In The Pit, Dockery and his real-life girlfriend Vanessa Quesnelle play an unnamed married couple who have found themselves stymied by the monotony of everyday life. When the play opens, the man is unable to force himself out of bed, and the woman can’t decide what to wear. “They’re trapped in their bedroom by their inability to make any decisions,” Dockery says. “They have this dream, this desire, that if they could just get rid of all the complications in their lives and get back to nature they’d be free and unencumbered and happy.”

They get their wish when the pit forces them out of their home, but living in nature isn’t quite all it’s cracked up to be. As they make their way together, free of all the things they thought were dragging them down, the couple comes to realize that their problems might have more to do with they themselves than they thought. “It’s a play about any long-term relationship — the patterns you find yourself in, the tension that can bubble up from nowhere, and the idea that it’s these outside pressures that are causing us to have trouble, instead of looking inward,” Dockery says.

The Pit takes place in an absurd, surreal world, with characters to match. At the outset of the play, the man and woman are cartoonish, two-dimensional characters, flattened by the day-in and day-out sameness of their lives. When they run from the pit and escape into a different environment, they begin to fill out, becoming more complex with each line of dialogue. They become, as Dockery puts it, real people. And as with most of Dockery’s work, although the play is very funny, it packs an emotional punch. “It’s a comic, surreal world with comic characters, but it’s also about something very real and serious — how do you get past these problems?” he says.

The Pit‘s origins lie two decades ago, when Dockery was getting his M.F.A. in playwriting from Columbia University. He completed the first draft of the play back then, but something about it didn’t quite work. It lay untouched until he and Quesnelle brought it out of a drawer and took another look a few years ago. “I thought, ‘Now that I’m 20 years older and have actually been in long-term relationships, I think I can rewrite this and make it honest,” Dockery says. According to Quesnelle, not to mention reviewers all across Canada where The Pit has toured, Dockery has succeeded. “I feel like it’s written in a way that we’re able to put our own imprint on it, and audiences have been able to do the same thing,” Quesnelle says.

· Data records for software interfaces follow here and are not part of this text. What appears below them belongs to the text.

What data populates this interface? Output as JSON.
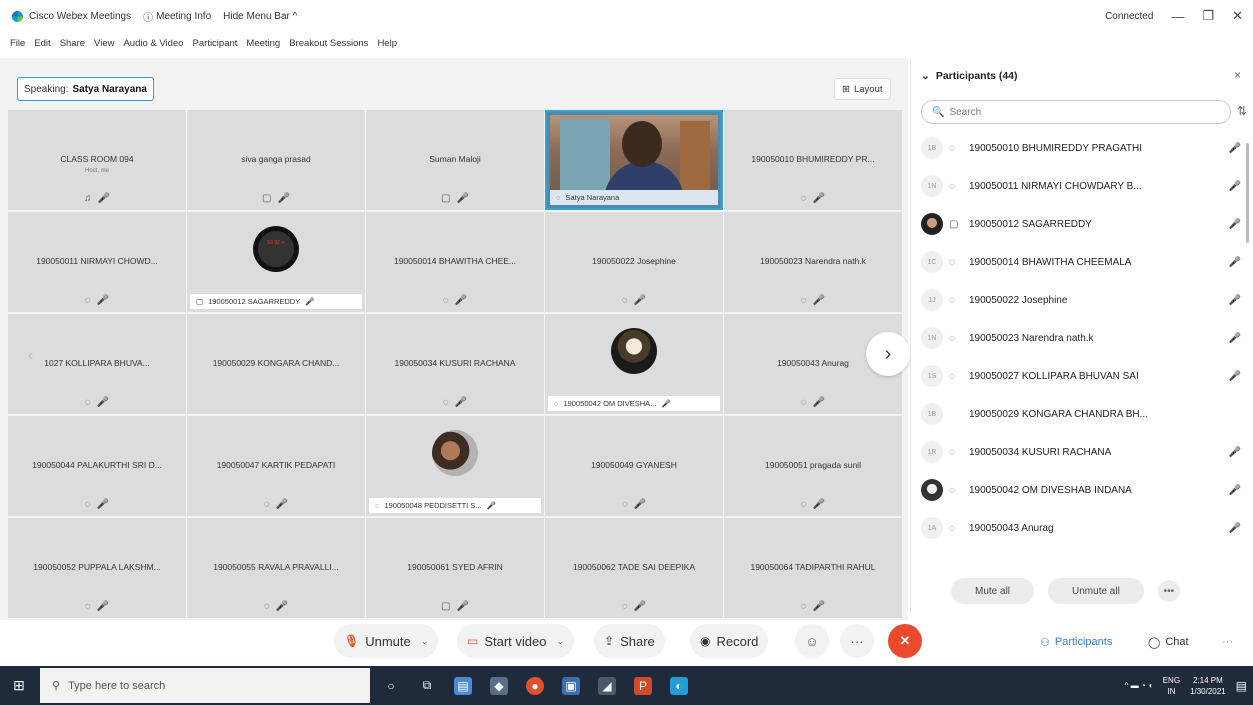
{
  "titlebar": {
    "app_name": "Cisco Webex Meetings",
    "meeting_info": "Meeting Info",
    "hide_menu": "Hide Menu Bar ^",
    "status": "Connected",
    "minimize": "—",
    "restore": "❐",
    "close": "✕"
  },
  "menu": [
    "File",
    "Edit",
    "Share",
    "View",
    "Audio & Video",
    "Participant",
    "Meeting",
    "Breakout Sessions",
    "Help"
  ],
  "stage": {
    "speaking_label": "Speaking:",
    "speaking_name": "Satya Narayana",
    "layout_label": "Layout"
  },
  "tiles": [
    {
      "name": "CLASS ROOM 094",
      "sub": "Host, me",
      "icons": [
        "♫",
        "🎤"
      ]
    },
    {
      "name": "siva ganga prasad",
      "icons": [
        "▢",
        "🎤"
      ]
    },
    {
      "name": "Suman Maloji",
      "icons": [
        "▢",
        "🎤"
      ]
    },
    {
      "name": "Satya Narayana",
      "video": true
    },
    {
      "name": "190050010 BHUMIREDDY PR...",
      "icons": [
        "◌",
        "🎤"
      ]
    },
    {
      "name": "190050011 NIRMAYI CHOWD...",
      "icons": [
        "◌",
        "🎤"
      ]
    },
    {
      "name": "190050012 SAGARREDDY",
      "avatar": "watch",
      "watch_text": "58 92 ••"
    },
    {
      "name": "190050014 BHAWITHA CHEE...",
      "icons": [
        "◌",
        "🎤"
      ]
    },
    {
      "name": "190050022 Josephine",
      "icons": [
        "◌",
        "🎤"
      ]
    },
    {
      "name": "190050023 Narendra nath.k",
      "icons": [
        "◌",
        "🎤"
      ]
    },
    {
      "name": "1027 KOLLIPARA BHUVA...",
      "icons": [
        "◌",
        "🎤"
      ]
    },
    {
      "name": "190050029 KONGARA CHAND...",
      "icons": []
    },
    {
      "name": "190050034 KUSURI RACHANA",
      "icons": [
        "◌",
        "🎤"
      ]
    },
    {
      "name": "190050042 OM DIVESHA...",
      "avatar": "photo1"
    },
    {
      "name": "190050043 Anurag",
      "icons": [
        "◌",
        "🎤"
      ]
    },
    {
      "name": "190050044 PALAKURTHI SRI D...",
      "icons": [
        "◌",
        "🎤"
      ]
    },
    {
      "name": "190050047 KARTIK PEDAPATI",
      "icons": [
        "◌",
        "🎤"
      ]
    },
    {
      "name": "190050048 PEDDISETTI S...",
      "avatar": "photo2"
    },
    {
      "name": "190050049 GYANESH",
      "icons": [
        "◌",
        "🎤"
      ]
    },
    {
      "name": "190050051 pragada sunil",
      "icons": [
        "◌",
        "🎤"
      ]
    },
    {
      "name": "190050052 PUPPALA LAKSHM...",
      "icons": [
        "◌",
        "🎤"
      ]
    },
    {
      "name": "190050055 RAVALA PRAVALLI...",
      "icons": [
        "◌",
        "🎤"
      ]
    },
    {
      "name": "190050061 SYED AFRIN",
      "icons": [
        "▢",
        "🎤"
      ]
    },
    {
      "name": "190050062 TADE SAI DEEPIKA",
      "icons": [
        "◌",
        "🎤"
      ]
    },
    {
      "name": "190050064 TADIPARTHI RAHUL",
      "icons": [
        "◌",
        "🎤"
      ]
    }
  ],
  "panel": {
    "title": "Participants (44)",
    "search_placeholder": "Search",
    "participants": [
      {
        "initials": "1B",
        "name": "190050010 BHUMIREDDY PRAGATHI",
        "icon": "◌",
        "mic": true
      },
      {
        "initials": "1N",
        "name": "190050011 NIRMAYI CHOWDARY B...",
        "icon": "◌",
        "mic": true
      },
      {
        "initials": "",
        "photo": "photo",
        "name": "190050012 SAGARREDDY",
        "icon": "▢",
        "mic": true
      },
      {
        "initials": "1C",
        "name": "190050014 BHAWITHA CHEEMALA",
        "icon": "◌",
        "mic": true
      },
      {
        "initials": "1J",
        "name": "190050022 Josephine",
        "icon": "◌",
        "mic": true
      },
      {
        "initials": "1N",
        "name": "190050023 Narendra nath.k",
        "icon": "◌",
        "mic": true
      },
      {
        "initials": "1S",
        "name": "190050027 KOLLIPARA BHUVAN SAI",
        "icon": "◌",
        "mic": true
      },
      {
        "initials": "1B",
        "name": "190050029 KONGARA CHANDRA BH...",
        "icon": "",
        "mic": false
      },
      {
        "initials": "1R",
        "name": "190050034 KUSURI RACHANA",
        "icon": "◌",
        "mic": true
      },
      {
        "initials": "",
        "photo": "photo2",
        "name": "190050042 OM DIVESHAB INDANA",
        "icon": "◌",
        "mic": true
      },
      {
        "initials": "1A",
        "name": "190050043 Anurag",
        "icon": "◌",
        "mic": true
      }
    ],
    "mute_all": "Mute all",
    "unmute_all": "Unmute all"
  },
  "controls": {
    "unmute": "Unmute",
    "start_video": "Start video",
    "share": "Share",
    "record": "Record",
    "participants": "Participants",
    "chat": "Chat"
  },
  "taskbar": {
    "search_placeholder": "Type here to search",
    "lang": "ENG",
    "region": "IN",
    "time": "2:14 PM",
    "date": "1/30/2021"
  }
}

This is Dockery’s fifth year performing during the festival, though it’s the first time he’s brought The Pit. He’s known for his highly expressive delivery style, which always makes for an energetic night at the theater no matter what show he’s performing. In his latest offering, that expressiveness is taken to its extreme. “They [the characters] have extreme highs and extreme lows,” Dockery says. “They’re experiencing emotions to the hundred percent, and there’s lots of physicality with those emotions being expressed through the bodies.”

The Pit is the second show that Quesnelle and Dockery have performed together, and they’ve got a third one, Moonlight After Midnight, in the works. Dockery will also be performing a second show, The Surprise, during this year’s Piccolo Fringe. The Surprise is an autobiographical one-man show about Dockery’s discovery that he has twin siblings 36 years younger than he is — and in Vietnam, no less.

The couple has been on an extended tour with The Pit since last May, and their Charleston stop will be the final one. After that, it’s right on to Moonlight After Midnight, which they will premiere in June. So it’s fair to say that Dockery and Quesnelle can see how easy it is to get stuck in a routine together, even if that routine — traveling to new places each month — might not seem like one from the outside. Those experiences just help them bring more to their performances in The Pit each night.